Ipi is a do it yourself motion capture software that hooks to very cheap gaming hardware that you can setup in your own home with very professional results.
Unreal is very good at making FPS shooters like unreal, and it has all the tools you need to create other types of games but the sad side of it is, is that to utilize the free version of it, they will ask for a large percentage and royalties if it so happens that your game can make you a decent living.
Unity is the youngest game engine and most fitting for indie developer needs. It has a very familiar workflow and navigation that is similar to Maya but tailored for games and not content creation and can support multiple target platforms for the growing gaming market. It is very easy to setup prototypes and is actually serious about making the front end of making games a lot higher level and creatively driven, rather than programming process oriented and bringing in old style game development pollution that is still hurting a lot of gaming studios today.
Custom game engines are not difficult to make if you know what you need and don´t get lost in creating a generic game engine platform that can be reused by multiple platforms and multiple games. It is faster to create a target oriented 3D renderer for each project than it would be to create an engine for all of them. But keep in mind that if you are missing the front end for your particular renderer; that is the tools it needs, such as the relational setups, materials assignments, authoring shaders, authoring animation and scripting gaming logic, you would have to adapt it to tools that are already available. Such as making plugins for Maya or other 3D package that can be extended to manipulate all the content you need. You can do a lot with simple engines and powerful tools, but you are not producing much with powerful engines and simple tools.
Sound and Music:
Reason is a nice package to create various types of sound effects and music. It is very effect driven and can produce very high quality recordings.

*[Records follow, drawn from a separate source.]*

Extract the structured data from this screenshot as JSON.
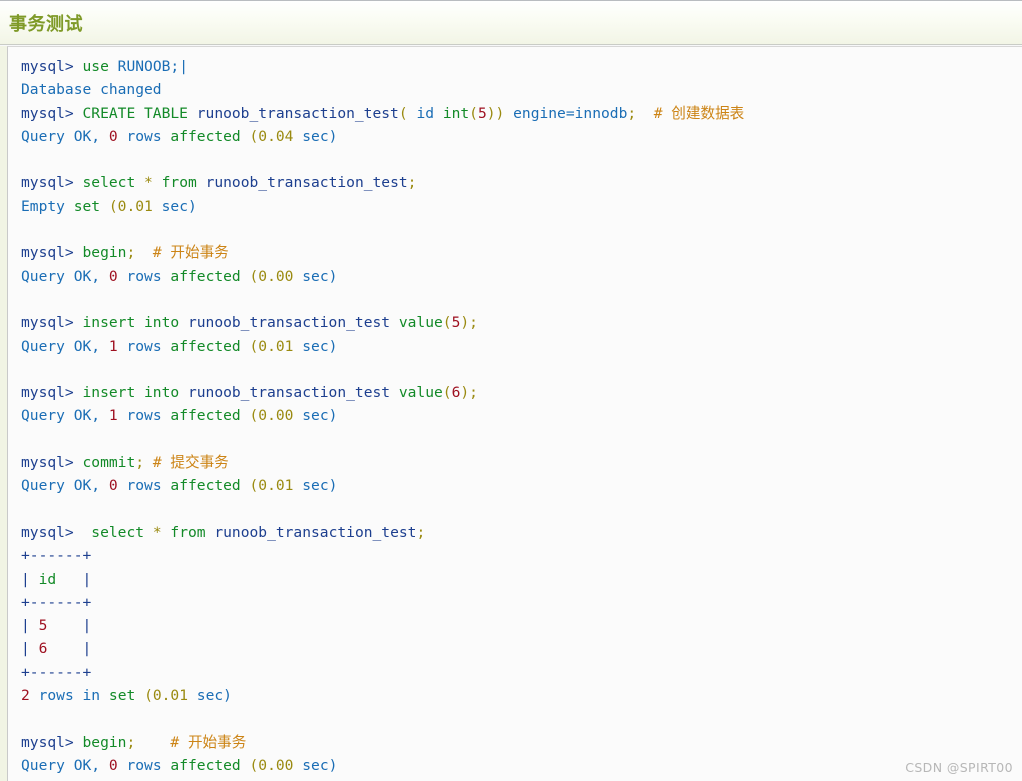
{
  "header": {
    "title": "事务测试",
    "title_color": "#7f9a28"
  },
  "watermark": {
    "text": "CSDN @SPIRT00"
  },
  "colors": {
    "prompt": "#1d3f8f",
    "keyword": "#138a28",
    "identifier": "#1a6db5",
    "number": "#9e1020",
    "punctuation": "#9a8a10",
    "comment": "#cc8416",
    "table_border": "#1d3f8f",
    "code_background": "#fbfbfb",
    "page_background": "#f1f4e4",
    "header_background": "#f2f5e6"
  },
  "terminal": {
    "lines": [
      {
        "id": "l01",
        "tokens": [
          {
            "t": "mysql>",
            "c": "prompt"
          },
          {
            "t": " ",
            "c": "plain"
          },
          {
            "t": "use",
            "c": "kw"
          },
          {
            "t": " ",
            "c": "plain"
          },
          {
            "t": "RUNOOB;",
            "c": "ident"
          },
          {
            "t": "|",
            "c": "ident"
          }
        ]
      },
      {
        "id": "l02",
        "tokens": [
          {
            "t": "Database changed",
            "c": "plain"
          }
        ]
      },
      {
        "id": "l03",
        "tokens": [
          {
            "t": "mysql>",
            "c": "prompt"
          },
          {
            "t": " ",
            "c": "plain"
          },
          {
            "t": "CREATE TABLE",
            "c": "kw"
          },
          {
            "t": " ",
            "c": "plain"
          },
          {
            "t": "runoob_transaction_test",
            "c": "tbl"
          },
          {
            "t": "(",
            "c": "punct"
          },
          {
            "t": " ",
            "c": "plain"
          },
          {
            "t": "id",
            "c": "ident"
          },
          {
            "t": " ",
            "c": "plain"
          },
          {
            "t": "int",
            "c": "kw"
          },
          {
            "t": "(",
            "c": "punct"
          },
          {
            "t": "5",
            "c": "num"
          },
          {
            "t": "))",
            "c": "punct"
          },
          {
            "t": " engine=innodb",
            "c": "ident"
          },
          {
            "t": ";",
            "c": "punct"
          },
          {
            "t": "  # 创建数据表",
            "c": "comment"
          }
        ]
      },
      {
        "id": "l04",
        "tokens": [
          {
            "t": "Query OK,",
            "c": "plain"
          },
          {
            "t": " ",
            "c": "plain"
          },
          {
            "t": "0",
            "c": "num"
          },
          {
            "t": " ",
            "c": "plain"
          },
          {
            "t": "rows",
            "c": "plain"
          },
          {
            "t": " ",
            "c": "plain"
          },
          {
            "t": "affected",
            "c": "kw"
          },
          {
            "t": " ",
            "c": "plain"
          },
          {
            "t": "(0.04",
            "c": "punct"
          },
          {
            "t": " ",
            "c": "plain"
          },
          {
            "t": "sec)",
            "c": "plain"
          }
        ]
      },
      {
        "id": "l05",
        "tokens": []
      },
      {
        "id": "l06",
        "tokens": [
          {
            "t": "mysql>",
            "c": "prompt"
          },
          {
            "t": " ",
            "c": "plain"
          },
          {
            "t": "select",
            "c": "kw"
          },
          {
            "t": " ",
            "c": "plain"
          },
          {
            "t": "*",
            "c": "punct"
          },
          {
            "t": " ",
            "c": "plain"
          },
          {
            "t": "from",
            "c": "kw"
          },
          {
            "t": " ",
            "c": "plain"
          },
          {
            "t": "runoob_transaction_test",
            "c": "tbl"
          },
          {
            "t": ";",
            "c": "punct"
          }
        ]
      },
      {
        "id": "l07",
        "tokens": [
          {
            "t": "Empty",
            "c": "plain"
          },
          {
            "t": " ",
            "c": "plain"
          },
          {
            "t": "set",
            "c": "kw"
          },
          {
            "t": " ",
            "c": "plain"
          },
          {
            "t": "(0.01",
            "c": "punct"
          },
          {
            "t": " ",
            "c": "plain"
          },
          {
            "t": "sec)",
            "c": "plain"
          }
        ]
      },
      {
        "id": "l08",
        "tokens": []
      },
      {
        "id": "l09",
        "tokens": [
          {
            "t": "mysql>",
            "c": "prompt"
          },
          {
            "t": " ",
            "c": "plain"
          },
          {
            "t": "begin",
            "c": "kw"
          },
          {
            "t": ";",
            "c": "punct"
          },
          {
            "t": "  # 开始事务",
            "c": "comment"
          }
        ]
      },
      {
        "id": "l10",
        "tokens": [
          {
            "t": "Query OK,",
            "c": "plain"
          },
          {
            "t": " ",
            "c": "plain"
          },
          {
            "t": "0",
            "c": "num"
          },
          {
            "t": " ",
            "c": "plain"
          },
          {
            "t": "rows",
            "c": "plain"
          },
          {
            "t": " ",
            "c": "plain"
          },
          {
            "t": "affected",
            "c": "kw"
          },
          {
            "t": " ",
            "c": "plain"
          },
          {
            "t": "(0.00",
            "c": "punct"
          },
          {
            "t": " ",
            "c": "plain"
          },
          {
            "t": "sec)",
            "c": "plain"
          }
        ]
      },
      {
        "id": "l11",
        "tokens": []
      },
      {
        "id": "l12",
        "tokens": [
          {
            "t": "mysql>",
            "c": "prompt"
          },
          {
            "t": " ",
            "c": "plain"
          },
          {
            "t": "insert into",
            "c": "kw"
          },
          {
            "t": " ",
            "c": "plain"
          },
          {
            "t": "runoob_transaction_test",
            "c": "tbl"
          },
          {
            "t": " ",
            "c": "plain"
          },
          {
            "t": "value",
            "c": "kw"
          },
          {
            "t": "(",
            "c": "punct"
          },
          {
            "t": "5",
            "c": "num"
          },
          {
            "t": ");",
            "c": "punct"
          }
        ]
      },
      {
        "id": "l13",
        "tokens": [
          {
            "t": "Query OK,",
            "c": "plain"
          },
          {
            "t": " ",
            "c": "plain"
          },
          {
            "t": "1",
            "c": "num"
          },
          {
            "t": " ",
            "c": "plain"
          },
          {
            "t": "rows",
            "c": "plain"
          },
          {
            "t": " ",
            "c": "plain"
          },
          {
            "t": "affected",
            "c": "kw"
          },
          {
            "t": " ",
            "c": "plain"
          },
          {
            "t": "(0.01",
            "c": "punct"
          },
          {
            "t": " ",
            "c": "plain"
          },
          {
            "t": "sec)",
            "c": "plain"
          }
        ]
      },
      {
        "id": "l14",
        "tokens": []
      },
      {
        "id": "l15",
        "tokens": [
          {
            "t": "mysql>",
            "c": "prompt"
          },
          {
            "t": " ",
            "c": "plain"
          },
          {
            "t": "insert into",
            "c": "kw"
          },
          {
            "t": " ",
            "c": "plain"
          },
          {
            "t": "runoob_transaction_test",
            "c": "tbl"
          },
          {
            "t": " ",
            "c": "plain"
          },
          {
            "t": "value",
            "c": "kw"
          },
          {
            "t": "(",
            "c": "punct"
          },
          {
            "t": "6",
            "c": "num"
          },
          {
            "t": ");",
            "c": "punct"
          }
        ]
      },
      {
        "id": "l16",
        "tokens": [
          {
            "t": "Query OK,",
            "c": "plain"
          },
          {
            "t": " ",
            "c": "plain"
          },
          {
            "t": "1",
            "c": "num"
          },
          {
            "t": " ",
            "c": "plain"
          },
          {
            "t": "rows",
            "c": "plain"
          },
          {
            "t": " ",
            "c": "plain"
          },
          {
            "t": "affected",
            "c": "kw"
          },
          {
            "t": " ",
            "c": "plain"
          },
          {
            "t": "(0.00",
            "c": "punct"
          },
          {
            "t": " ",
            "c": "plain"
          },
          {
            "t": "sec)",
            "c": "plain"
          }
        ]
      },
      {
        "id": "l17",
        "tokens": []
      },
      {
        "id": "l18",
        "tokens": [
          {
            "t": "mysql>",
            "c": "prompt"
          },
          {
            "t": " ",
            "c": "plain"
          },
          {
            "t": "commit",
            "c": "kw"
          },
          {
            "t": ";",
            "c": "punct"
          },
          {
            "t": " # 提交事务",
            "c": "comment"
          }
        ]
      },
      {
        "id": "l19",
        "tokens": [
          {
            "t": "Query OK,",
            "c": "plain"
          },
          {
            "t": " ",
            "c": "plain"
          },
          {
            "t": "0",
            "c": "num"
          },
          {
            "t": " ",
            "c": "plain"
          },
          {
            "t": "rows",
            "c": "plain"
          },
          {
            "t": " ",
            "c": "plain"
          },
          {
            "t": "affected",
            "c": "kw"
          },
          {
            "t": " ",
            "c": "plain"
          },
          {
            "t": "(0.01",
            "c": "punct"
          },
          {
            "t": " ",
            "c": "plain"
          },
          {
            "t": "sec)",
            "c": "plain"
          }
        ]
      },
      {
        "id": "l20",
        "tokens": []
      },
      {
        "id": "l21",
        "tokens": [
          {
            "t": "mysql>",
            "c": "prompt"
          },
          {
            "t": "  ",
            "c": "plain"
          },
          {
            "t": "select",
            "c": "kw"
          },
          {
            "t": " ",
            "c": "plain"
          },
          {
            "t": "*",
            "c": "punct"
          },
          {
            "t": " ",
            "c": "plain"
          },
          {
            "t": "from",
            "c": "kw"
          },
          {
            "t": " ",
            "c": "plain"
          },
          {
            "t": "runoob_transaction_test",
            "c": "tbl"
          },
          {
            "t": ";",
            "c": "punct"
          }
        ]
      },
      {
        "id": "l22",
        "tokens": [
          {
            "t": "+------+",
            "c": "tbl"
          }
        ]
      },
      {
        "id": "l23",
        "tokens": [
          {
            "t": "| ",
            "c": "tbl"
          },
          {
            "t": "id",
            "c": "kw"
          },
          {
            "t": "   |",
            "c": "tbl"
          }
        ]
      },
      {
        "id": "l24",
        "tokens": [
          {
            "t": "+------+",
            "c": "tbl"
          }
        ]
      },
      {
        "id": "l25",
        "tokens": [
          {
            "t": "| ",
            "c": "tbl"
          },
          {
            "t": "5",
            "c": "num"
          },
          {
            "t": "    |",
            "c": "tbl"
          }
        ]
      },
      {
        "id": "l26",
        "tokens": [
          {
            "t": "| ",
            "c": "tbl"
          },
          {
            "t": "6",
            "c": "num"
          },
          {
            "t": "    |",
            "c": "tbl"
          }
        ]
      },
      {
        "id": "l27",
        "tokens": [
          {
            "t": "+------+",
            "c": "tbl"
          }
        ]
      },
      {
        "id": "l28",
        "tokens": [
          {
            "t": "2",
            "c": "num"
          },
          {
            "t": " ",
            "c": "plain"
          },
          {
            "t": "rows in",
            "c": "plain"
          },
          {
            "t": " ",
            "c": "plain"
          },
          {
            "t": "set",
            "c": "kw"
          },
          {
            "t": " ",
            "c": "plain"
          },
          {
            "t": "(0.01",
            "c": "punct"
          },
          {
            "t": " ",
            "c": "plain"
          },
          {
            "t": "sec)",
            "c": "plain"
          }
        ]
      },
      {
        "id": "l29",
        "tokens": []
      },
      {
        "id": "l30",
        "tokens": [
          {
            "t": "mysql>",
            "c": "prompt"
          },
          {
            "t": " ",
            "c": "plain"
          },
          {
            "t": "begin",
            "c": "kw"
          },
          {
            "t": ";",
            "c": "punct"
          },
          {
            "t": "    # 开始事务",
            "c": "comment"
          }
        ]
      },
      {
        "id": "l31",
        "tokens": [
          {
            "t": "Query OK,",
            "c": "plain"
          },
          {
            "t": " ",
            "c": "plain"
          },
          {
            "t": "0",
            "c": "num"
          },
          {
            "t": " ",
            "c": "plain"
          },
          {
            "t": "rows",
            "c": "plain"
          },
          {
            "t": " ",
            "c": "plain"
          },
          {
            "t": "affected",
            "c": "kw"
          },
          {
            "t": " ",
            "c": "plain"
          },
          {
            "t": "(0.00",
            "c": "punct"
          },
          {
            "t": " ",
            "c": "plain"
          },
          {
            "t": "sec)",
            "c": "plain"
          }
        ]
      }
    ]
  }
}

Ableton Live is another package that is more tailored towards live artists and recording live music, but you can also create any sound related item you like, but the workflow and its strengths are very different from Reason.
Game Mechanics and games:
Making games interesting also requires that you understand what makes games interesting and understand what interests you. The rules you apply and the experience you want to make does not have to follow a particular set of rules. But it needs to be interesting to others besides you. The context and theme of your game is also very important to help people engage in it and to enjoy it. You can make your games very complex and have many ways to solve the problems, or you can look at something like design by subtraction so that you only have what you need to play and enjoy the game.
Prototypes are also needed for items that you don´t have any reference for. Also if you are combining items that otherwise have not been combined before. Do they make for a fun time for you or anyone playing it?
Use board game pieces where applicable and use Unity where the board game elements would either distort the mechanics, or give of false impressions. The setting and theme might actually play a huge part in making a particular mechanic interesting, so put in a little effort to simulate that so you can combine the two.
The next move for me is to make another prototype and maybe wrap up the first one. But I am starting to lean towards one particular game idea that has very simple mechanics. If I am satisfied with those mechanics, I will start to throw together the setting and theme through concept art and content.